→ BRIEF
The full listing must be reproduced exactly as given.
- Opening Delimiter -
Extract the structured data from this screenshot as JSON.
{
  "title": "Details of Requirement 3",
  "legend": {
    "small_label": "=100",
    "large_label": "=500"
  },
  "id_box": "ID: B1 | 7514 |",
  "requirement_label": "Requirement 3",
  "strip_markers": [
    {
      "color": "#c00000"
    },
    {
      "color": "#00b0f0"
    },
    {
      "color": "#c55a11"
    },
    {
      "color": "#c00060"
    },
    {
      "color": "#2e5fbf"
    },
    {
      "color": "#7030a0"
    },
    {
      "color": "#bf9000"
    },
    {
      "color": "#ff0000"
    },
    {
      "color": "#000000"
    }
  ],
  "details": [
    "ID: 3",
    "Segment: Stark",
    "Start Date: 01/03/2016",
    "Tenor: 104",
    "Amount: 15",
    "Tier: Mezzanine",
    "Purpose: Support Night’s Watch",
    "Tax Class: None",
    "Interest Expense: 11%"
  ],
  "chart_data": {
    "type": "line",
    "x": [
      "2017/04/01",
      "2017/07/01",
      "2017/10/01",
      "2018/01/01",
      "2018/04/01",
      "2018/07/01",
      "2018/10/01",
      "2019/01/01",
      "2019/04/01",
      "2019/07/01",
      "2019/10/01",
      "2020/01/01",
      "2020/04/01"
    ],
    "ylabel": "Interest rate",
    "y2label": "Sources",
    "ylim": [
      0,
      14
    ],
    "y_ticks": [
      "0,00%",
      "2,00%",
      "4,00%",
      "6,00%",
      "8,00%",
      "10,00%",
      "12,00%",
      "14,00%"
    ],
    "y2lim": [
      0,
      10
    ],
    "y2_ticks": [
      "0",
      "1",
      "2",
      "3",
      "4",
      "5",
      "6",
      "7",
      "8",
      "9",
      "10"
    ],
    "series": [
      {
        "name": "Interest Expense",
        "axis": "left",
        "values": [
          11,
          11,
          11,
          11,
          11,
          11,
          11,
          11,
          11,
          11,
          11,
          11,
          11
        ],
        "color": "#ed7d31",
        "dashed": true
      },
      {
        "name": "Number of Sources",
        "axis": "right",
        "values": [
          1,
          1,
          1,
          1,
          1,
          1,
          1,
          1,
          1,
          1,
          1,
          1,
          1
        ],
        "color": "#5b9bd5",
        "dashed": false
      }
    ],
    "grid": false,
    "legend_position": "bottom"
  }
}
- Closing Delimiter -
→ RESPONSE AREA
Extract the structured data from this screenshot as JSON.
{
  "title": "Details of Requirement 3",
  "legend": {
    "small_label": "=100",
    "large_label": "=500"
  },
  "id_box": "ID: B1 | 7514 |",
  "requirement_label": "Requirement 3",
  "strip_markers": [
    {
      "color": "#c00000"
    },
    {
      "color": "#00b0f0"
    },
    {
      "color": "#c55a11"
    },
    {
      "color": "#c00060"
    },
    {
      "color": "#2e5fbf"
    },
    {
      "color": "#7030a0"
    },
    {
      "color": "#bf9000"
    },
    {
      "color": "#ff0000"
    },
    {
      "color": "#000000"
    }
  ],
  "details": [
    "ID: 3",
    "Segment: Stark",
    "Start Date: 01/03/2016",
    "Tenor: 104",
    "Amount: 15",
    "Tier: Mezzanine",
    "Purpose: Support Night’s Watch",
    "Tax Class: None",
    "Interest Expense: 11%"
  ],
  "chart_data": {
    "type": "line",
    "x": [
      "2017/04/01",
      "2017/07/01",
      "2017/10/01",
      "2018/01/01",
      "2018/04/01",
      "2018/07/01",
      "2018/10/01",
      "2019/01/01",
      "2019/04/01",
      "2019/07/01",
      "2019/10/01",
      "2020/01/01",
      "2020/04/01"
    ],
    "ylabel": "Interest rate",
    "y2label": "Sources",
    "ylim": [
      0,
      14
    ],
    "y_ticks": [
      "0,00%",
      "2,00%",
      "4,00%",
      "6,00%",
      "8,00%",
      "10,00%",
      "12,00%",
      "14,00%"
    ],
    "y2lim": [
      0,
      10
    ],
    "y2_ticks": [
      "0",
      "1",
      "2",
      "3",
      "4",
      "5",
      "6",
      "7",
      "8",
      "9",
      "10"
    ],
    "series": [
      {
        "name": "Interest Expense",
        "axis": "left",
        "values": [
          11,
          11,
          11,
          11,
          11,
          11,
          11,
          11,
          11,
          11,
          11,
          11,
          11
        ],
        "color": "#ed7d31",
        "dashed": true
      },
      {
        "name": "Number of Sources",
        "axis": "right",
        "values": [
          1,
          1,
          1,
          1,
          1,
          1,
          1,
          1,
          1,
          1,
          1,
          1,
          1
        ],
        "color": "#5b9bd5",
        "dashed": false
      }
    ],
    "grid": false,
    "legend_position": "bottom"
  }
}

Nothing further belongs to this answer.